“I am so pleased, thrilled and honored to be here again at Tangelewood” he said “It is such a joy to work with Keith Lockhart and the Pops.”
He talked about the importance of performing and keeping alive the Great American Songbook. “Which some of you know as the Rod Stewart American Songbook” he quipped.
Back in April, during a meeting of the American Theatre Critics Association, we attended a performance by Feinstein and Barbara Cook at the magnificent new Performing Arts Center in Carmel, Indiana for which he serves as its artistic director. The complex also houses his every growing archive and research center. After the performance he and Cook met with the ATCA group and engaged in a lively dialogue. We learned details of his diverse commitment and strategies to preserve a great and endangered cultural legacy.
PBS has invited him to make another program in addition to his previous broadcasts. Feinstein has an encyclopedic memory of the American Songbook. The Carmel based foundation sponsors an annual competition to discover and develop young singers to continue the tradition.
He discussed his six years of working with Ira Gershwin (December 6, 1896 – August 17, 1983). On the 100th anniversary of his birth Feinstein paid tribute to lyricist Sammy Cahn who often partnered with composer Jimmy Van Heusen. He was nominated for 23 Academy Awards and won four times.
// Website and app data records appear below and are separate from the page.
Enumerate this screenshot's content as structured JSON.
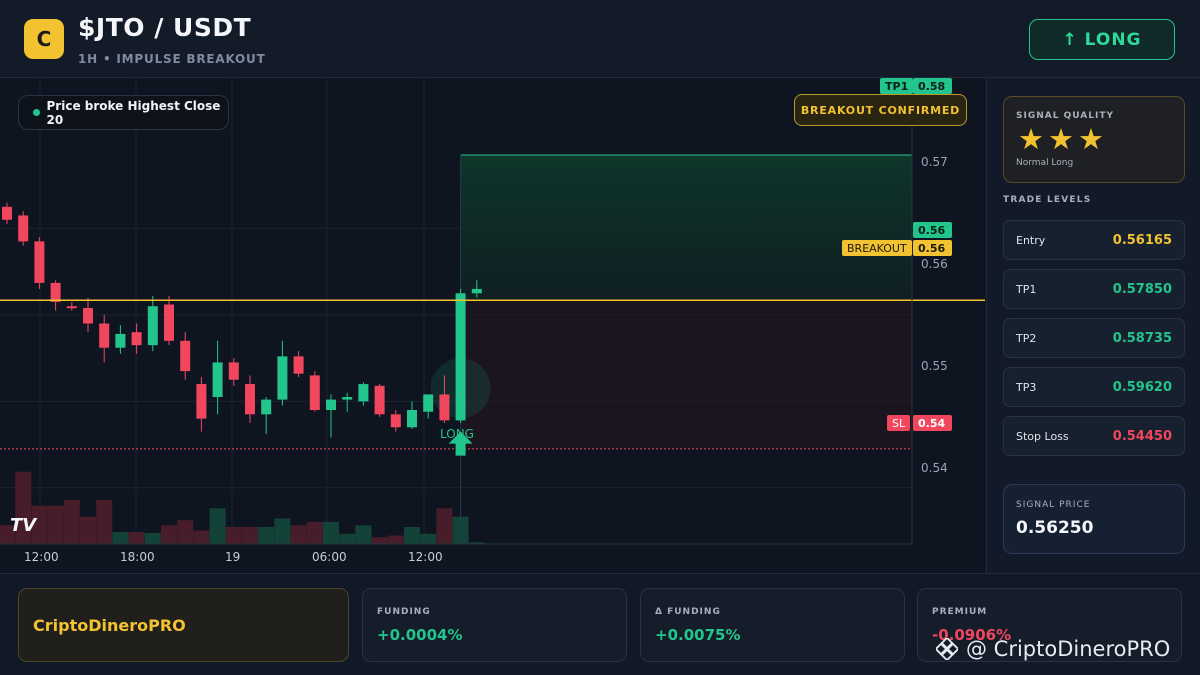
{
  "header": {
    "logo_letter": "C",
    "title": "$JTO / USDT",
    "subtitle": "1H • IMPULSE BREAKOUT",
    "long_button": "↑ LONG"
  },
  "chart": {
    "info_pill": "Price broke Highest Close 20",
    "confirmed_pill": "BREAKOUT CONFIRMED",
    "long_marker": "LONG",
    "tv_logo": "TV",
    "tags": {
      "tp1_label": "TP1",
      "tp1_value": "0.58",
      "last_value": "0.56",
      "breakout_label": "BREAKOUT",
      "breakout_value": "0.56",
      "sl_label": "SL",
      "sl_value": "0.54"
    },
    "price_axis": [
      "0.57",
      "0.56",
      "0.55",
      "0.54"
    ],
    "time_axis": [
      "12:00",
      "18:00",
      "19",
      "06:00",
      "12:00"
    ],
    "colors": {
      "up": "#22c58b",
      "down": "#f0475f",
      "breakout": "#f2c230",
      "sl": "#f0475f"
    }
  },
  "chart_data": {
    "type": "candlestick",
    "ylim": [
      0.5335,
      0.5874
    ],
    "candles": [
      {
        "o": 0.5725,
        "h": 0.573,
        "l": 0.5705,
        "c": 0.571
      },
      {
        "o": 0.5715,
        "h": 0.572,
        "l": 0.568,
        "c": 0.5685
      },
      {
        "o": 0.5685,
        "h": 0.569,
        "l": 0.563,
        "c": 0.5637
      },
      {
        "o": 0.5637,
        "h": 0.564,
        "l": 0.5605,
        "c": 0.5615
      },
      {
        "o": 0.561,
        "h": 0.5615,
        "l": 0.5605,
        "c": 0.5608
      },
      {
        "o": 0.5608,
        "h": 0.562,
        "l": 0.558,
        "c": 0.559
      },
      {
        "o": 0.559,
        "h": 0.56,
        "l": 0.5545,
        "c": 0.5562
      },
      {
        "o": 0.5562,
        "h": 0.5588,
        "l": 0.5555,
        "c": 0.5578
      },
      {
        "o": 0.558,
        "h": 0.559,
        "l": 0.5555,
        "c": 0.5565
      },
      {
        "o": 0.5565,
        "h": 0.5622,
        "l": 0.5558,
        "c": 0.561
      },
      {
        "o": 0.5612,
        "h": 0.5622,
        "l": 0.5565,
        "c": 0.557
      },
      {
        "o": 0.557,
        "h": 0.558,
        "l": 0.5525,
        "c": 0.5535
      },
      {
        "o": 0.552,
        "h": 0.5528,
        "l": 0.5465,
        "c": 0.548
      },
      {
        "o": 0.5505,
        "h": 0.557,
        "l": 0.5485,
        "c": 0.5545
      },
      {
        "o": 0.5545,
        "h": 0.555,
        "l": 0.5518,
        "c": 0.5525
      },
      {
        "o": 0.552,
        "h": 0.553,
        "l": 0.5475,
        "c": 0.5485
      },
      {
        "o": 0.5485,
        "h": 0.5505,
        "l": 0.5462,
        "c": 0.5502
      },
      {
        "o": 0.5502,
        "h": 0.557,
        "l": 0.5495,
        "c": 0.5552
      },
      {
        "o": 0.5552,
        "h": 0.5558,
        "l": 0.5528,
        "c": 0.5532
      },
      {
        "o": 0.553,
        "h": 0.5535,
        "l": 0.5488,
        "c": 0.549
      },
      {
        "o": 0.549,
        "h": 0.5508,
        "l": 0.5458,
        "c": 0.5502
      },
      {
        "o": 0.5502,
        "h": 0.551,
        "l": 0.5488,
        "c": 0.5505
      },
      {
        "o": 0.55,
        "h": 0.5522,
        "l": 0.5495,
        "c": 0.552
      },
      {
        "o": 0.5518,
        "h": 0.552,
        "l": 0.5482,
        "c": 0.5485
      },
      {
        "o": 0.5485,
        "h": 0.549,
        "l": 0.5465,
        "c": 0.547
      },
      {
        "o": 0.547,
        "h": 0.55,
        "l": 0.5468,
        "c": 0.549
      },
      {
        "o": 0.5488,
        "h": 0.5508,
        "l": 0.548,
        "c": 0.5508
      },
      {
        "o": 0.5508,
        "h": 0.553,
        "l": 0.5475,
        "c": 0.5478
      },
      {
        "o": 0.5478,
        "h": 0.563,
        "l": 0.5475,
        "c": 0.5625
      },
      {
        "o": 0.5625,
        "h": 0.564,
        "l": 0.562,
        "c": 0.563
      }
    ],
    "volume": [
      0.22,
      0.85,
      0.45,
      0.45,
      0.52,
      0.32,
      0.52,
      0.14,
      0.14,
      0.13,
      0.22,
      0.28,
      0.16,
      0.42,
      0.2,
      0.2,
      0.2,
      0.3,
      0.22,
      0.26,
      0.26,
      0.12,
      0.22,
      0.08,
      0.1,
      0.2,
      0.12,
      0.42,
      0.32,
      0.02
    ],
    "levels": {
      "tp1": 0.5785,
      "breakout": 0.5617,
      "sl": 0.5445
    }
  },
  "side": {
    "quality_label": "SIGNAL QUALITY",
    "quality_stars": 3,
    "quality_sub": "Normal Long",
    "levels_title": "TRADE LEVELS",
    "levels": [
      {
        "name": "Entry",
        "value": "0.56165",
        "color": "#f2c230"
      },
      {
        "name": "TP1",
        "value": "0.57850",
        "color": "#22c58b"
      },
      {
        "name": "TP2",
        "value": "0.58735",
        "color": "#22c58b"
      },
      {
        "name": "TP3",
        "value": "0.59620",
        "color": "#22c58b"
      },
      {
        "name": "Stop Loss",
        "value": "0.54450",
        "color": "#f0475f"
      }
    ],
    "signal_price_label": "SIGNAL PRICE",
    "signal_price_value": "0.56250"
  },
  "footer": {
    "brand": "CriptoDineroPRO",
    "funding_label": "FUNDING",
    "funding_value": "+0.0004%",
    "delta_funding_label": "Δ FUNDING",
    "delta_funding_value": "+0.0075%",
    "premium_label": "PREMIUM",
    "premium_value": "-0.0906%",
    "watermark": "@ CriptoDineroPRO"
  }
}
Feinstein performed their “Hell Hath No Fury Like a Woman Scorned” and the Frank Sinatra standard a torchy “All My Tomorrows Belong to You.” He followed with another of their songs for Sinatra “All the Way” from the film The Joker. For this he accompanied himself on piano with the addition of bass.
Introducing Faith Prince she dedicated her appearance to Eydie Gorme who passed away on August 10. She sang “What Did I Have That I Don’t Have” set to lyrics by Barbra Streisand. She is currently on Broadway appearing in a revival of Annie. She won a Tony and other awards for Miss Adelaide in a revival of Guys and Dolls.
Although they have been friends for years joining her for a duet “Side by Side” he commented that it was their first time working together.
While an advocate of American Song he acknowledged that some great work from “The Other Side of the Pond” had made its way to Broadway and become a part of the canon. He changed the gender of “As Long as He Needs Me” from the 1960 musical Oliver.
Inevitably the set included a song by Cole Porter “It Was Just One of Those Things.” The familiar standard was included in the 1935 musical Jubilee. The show was trashed by critics who reported that it contained “nothing memorable.”
Oh critics. What do they know.
Here Feinsitein hit his sweet spot really swinging the tune and playing above and below the mid line maintained by Lockhart getting the best out of the Pops orchestra.
Following intermission the orchestra played a medley of songs made famous by Fred Astaire “Top Hat, White Tie and Tails” “I Won’t Dance” “Dancing in the Dark” “The Continental” “Change Partners” and “The Carioca.”
Feinstein returned with “Without a Song” then by Jerome Kern and Dorothy Fields a song for Astaire “The Way You Look Tonight.”
Introducing Cheyenne Jackson he sang the improbable “Mad Girl’s Love Song” based on a poem by Sylvia Plath.
They performed a lively duet of “Me and My Shadow.”
Thanking the audience and announcing one more he sang “For Once in My Life.”
Then they all came back for “Under the Yum Tree.”
As is traditional for a Pops concert the encores ended with “Stars and Stripes Forever” as the audience rushed to beat the traffic in Lenox.